### TO DO:
Across the whole listing, return each line exactly, with no images included.

### SUPPLIED DATA:
-*-*-
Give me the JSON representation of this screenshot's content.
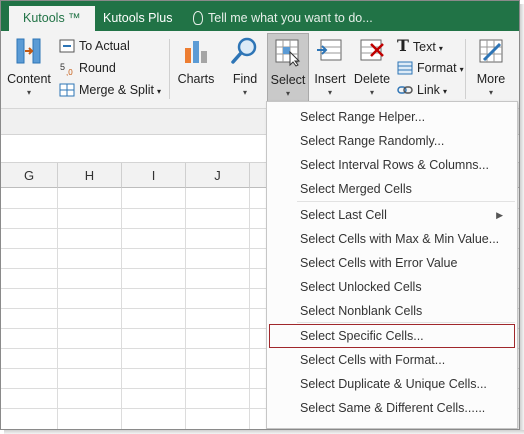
{
  "tabs": {
    "kutools": "Kutools ™",
    "kutools_plus": "Kutools Plus",
    "tell_me": "Tell me what you want to do..."
  },
  "ribbon": {
    "content": "Content",
    "to_actual": "To Actual",
    "round": "Round",
    "merge_split": "Merge & Split",
    "charts": "Charts",
    "find": "Find",
    "select": "Select",
    "insert": "Insert",
    "delete": "Delete",
    "text": "Text",
    "format": "Format",
    "link": "Link",
    "more": "More"
  },
  "columns": [
    "G",
    "H",
    "I",
    "J"
  ],
  "menu": {
    "items": [
      "Select Range Helper...",
      "Select Range Randomly...",
      "Select Interval Rows & Columns...",
      "Select Merged Cells",
      "Select Last Cell",
      "Select Cells with Max & Min Value...",
      "Select Cells with Error Value",
      "Select Unlocked Cells",
      "Select Nonblank Cells",
      "Select Specific Cells...",
      "Select Cells with Format...",
      "Select Duplicate & Unique Cells...",
      "Select Same & Different Cells......"
    ],
    "highlighted": "Select Specific Cells..."
  },
  "colors": {
    "accent": "#217346",
    "highlight_border": "#a0272b"
  }
}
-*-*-
### SOLUTION FOR THIS PROBLEM:
Give me the JSON representation of this screenshot's content.
{
  "tabs": {
    "kutools": "Kutools ™",
    "kutools_plus": "Kutools Plus",
    "tell_me": "Tell me what you want to do..."
  },
  "ribbon": {
    "content": "Content",
    "to_actual": "To Actual",
    "round": "Round",
    "merge_split": "Merge & Split",
    "charts": "Charts",
    "find": "Find",
    "select": "Select",
    "insert": "Insert",
    "delete": "Delete",
    "text": "Text",
    "format": "Format",
    "link": "Link",
    "more": "More"
  },
  "columns": [
    "G",
    "H",
    "I",
    "J"
  ],
  "menu": {
    "items": [
      "Select Range Helper...",
      "Select Range Randomly...",
      "Select Interval Rows & Columns...",
      "Select Merged Cells",
      "Select Last Cell",
      "Select Cells with Max & Min Value...",
      "Select Cells with Error Value",
      "Select Unlocked Cells",
      "Select Nonblank Cells",
      "Select Specific Cells...",
      "Select Cells with Format...",
      "Select Duplicate & Unique Cells...",
      "Select Same & Different Cells......"
    ],
    "highlighted": "Select Specific Cells..."
  },
  "colors": {
    "accent": "#217346",
    "highlight_border": "#a0272b"
  }
}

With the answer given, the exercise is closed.